"Also, we are going to suggest combining some of the small ethnic festivals into one large festival that celebrates all of the ethnic communities in Alexandria. The small festivals have not been very well attended and we hope, by combining them into a larger well promoted city event, we can increase attendance and support all of our diversity," Euille said.

ANOTHER INITIATIVE, Read Alexandria, will begin this spring. "We want to encourage everyone in the city to read more," Euille said. "Expect to see events throughout the city, at schools, at libraries, at Market Square, everywhere. We are going to encourage everyone to read something this year."

City Council began a strategic planning and team-building process at a retreat in November. That process will continue. "The next step is to hold a community meeting or forum that will last for at least one day and maybe for two days," Euille said. "We want to tell the community about our goals that came out of our own retreat and get them involved in finalizing the goals and vision that will direct our course for the next five to ten to even 20 years. Council's vision was just the beginning of the process. It is the citizens‚ vision that will set the course," Euille said.

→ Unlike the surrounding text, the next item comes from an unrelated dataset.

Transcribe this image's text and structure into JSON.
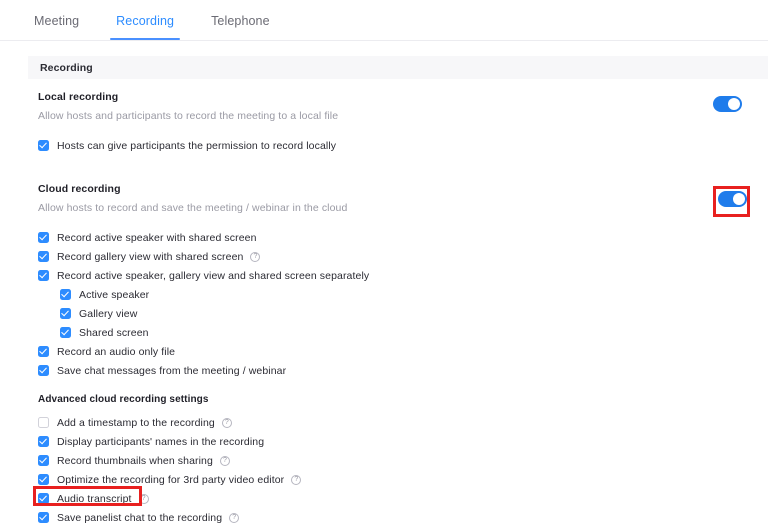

AT THE STATE LEVEL, budget deficits continue. "Most of our focus will be on passing a budget that is fiscally and morally responsible," said Delegate Marian Van Landingham (D-45). "We continue to try and dig ourselves out of the hole that previous administrations got us into, while funding essential programs at reasonable levels."

Virginia Governor Mark Warner (D) has proposed a number of initiatives that will make that a bit easier.

"While some of his tax initiatives are going to get a lot of debate, they will either pass or those who vote against them will have to make cuts in education and other funding," Van Landingham said. "That is going to be very difficult to sell considering that we have under funded education for the past several years and are not keeping pace with sister states such as North Carolina in terms of putting money into higher education."

The cigarette tax is likely to be increased as is the gasoline tax. "The increase in the sales tax that the governor is proposing would give us the most revenue and is the most controversial," Van Landingham said. "I believe that the cigarette tax will probably be increased as may the gasoline tax."

But there will be a budget. "This is our biannual budget," Van Landingham said. "This isn't just a continuation so we will be there until something is passed. It is going to be an interesting legislative session."

ON THE NATIONAL FRONT, "We have got to find a way back into the international community," said US Representative James P. Moran (D-8). "We managed to isolate ourselves over the war in Iraq and now we have to repair those relationships.

"Also, there's the matter of paying the bill for the war and for the reconstruction of two countries, Iraq and Afghanistan. Are we to ignore the needs of our own citizens here at home to deal with Iraq and Afghanistan? We are going to continue to face budget deficits and look for ways to fund education and the safety net programs.

"We have the No Child Left Behind Act and no money to fund its mandates. We cannot expect state and local governments to pay for more and more programs when they have their own economic crises," Moran said.

Expect to see debate on civil unions and on the use of the "morning after" birth control pill. "There are going to be discussions on both of these issues," Moran said. "We could see the Congress trying to define tolerance in our country."